__Assigned task__
Only lines with the word "faire" belong in the answer; copy them from the records below.

__Website and app data records__
◇ ◇ ◇ ◇

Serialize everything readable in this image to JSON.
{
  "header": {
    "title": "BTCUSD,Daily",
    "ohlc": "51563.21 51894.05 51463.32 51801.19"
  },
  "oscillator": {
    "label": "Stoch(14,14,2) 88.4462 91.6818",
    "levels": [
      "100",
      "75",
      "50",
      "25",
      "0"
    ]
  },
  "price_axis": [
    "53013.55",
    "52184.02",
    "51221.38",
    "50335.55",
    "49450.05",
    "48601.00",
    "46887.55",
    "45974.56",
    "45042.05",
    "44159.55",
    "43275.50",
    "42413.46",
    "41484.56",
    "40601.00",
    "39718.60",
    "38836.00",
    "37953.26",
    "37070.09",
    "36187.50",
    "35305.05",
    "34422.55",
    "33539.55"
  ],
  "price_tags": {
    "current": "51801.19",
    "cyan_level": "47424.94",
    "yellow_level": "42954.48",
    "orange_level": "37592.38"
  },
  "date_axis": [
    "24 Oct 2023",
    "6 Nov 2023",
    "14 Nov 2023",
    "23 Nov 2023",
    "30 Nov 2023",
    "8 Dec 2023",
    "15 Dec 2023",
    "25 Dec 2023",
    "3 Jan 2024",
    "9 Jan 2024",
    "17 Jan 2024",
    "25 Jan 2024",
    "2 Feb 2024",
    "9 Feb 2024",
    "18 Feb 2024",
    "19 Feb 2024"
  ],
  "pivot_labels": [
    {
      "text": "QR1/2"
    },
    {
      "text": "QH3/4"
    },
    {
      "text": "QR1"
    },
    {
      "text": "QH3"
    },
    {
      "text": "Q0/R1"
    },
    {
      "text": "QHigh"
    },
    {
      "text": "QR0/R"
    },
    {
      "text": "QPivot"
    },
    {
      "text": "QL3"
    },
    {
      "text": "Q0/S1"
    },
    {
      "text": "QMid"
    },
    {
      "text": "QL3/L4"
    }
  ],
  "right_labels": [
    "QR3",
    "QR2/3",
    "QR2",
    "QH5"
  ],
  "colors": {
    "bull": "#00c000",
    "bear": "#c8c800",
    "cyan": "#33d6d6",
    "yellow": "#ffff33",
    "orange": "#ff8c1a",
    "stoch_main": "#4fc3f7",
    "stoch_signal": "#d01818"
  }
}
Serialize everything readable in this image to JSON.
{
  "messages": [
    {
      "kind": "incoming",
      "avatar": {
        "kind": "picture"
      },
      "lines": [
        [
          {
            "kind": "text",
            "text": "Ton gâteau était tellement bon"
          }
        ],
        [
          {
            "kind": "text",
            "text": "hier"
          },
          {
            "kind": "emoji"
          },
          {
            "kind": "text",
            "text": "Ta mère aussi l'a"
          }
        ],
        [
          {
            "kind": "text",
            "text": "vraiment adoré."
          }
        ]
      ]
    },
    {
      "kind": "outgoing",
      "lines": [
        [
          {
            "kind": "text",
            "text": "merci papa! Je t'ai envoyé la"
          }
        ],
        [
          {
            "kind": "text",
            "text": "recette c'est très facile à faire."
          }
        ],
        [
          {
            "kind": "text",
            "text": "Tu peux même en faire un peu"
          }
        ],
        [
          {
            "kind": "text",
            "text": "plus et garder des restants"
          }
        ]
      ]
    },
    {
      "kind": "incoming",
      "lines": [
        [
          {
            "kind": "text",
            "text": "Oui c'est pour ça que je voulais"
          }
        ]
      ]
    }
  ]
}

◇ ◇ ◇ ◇

__Solution to this task__
            "text": "recette c'est très facile à faire."
            "text": "Tu peux même en faire un peu"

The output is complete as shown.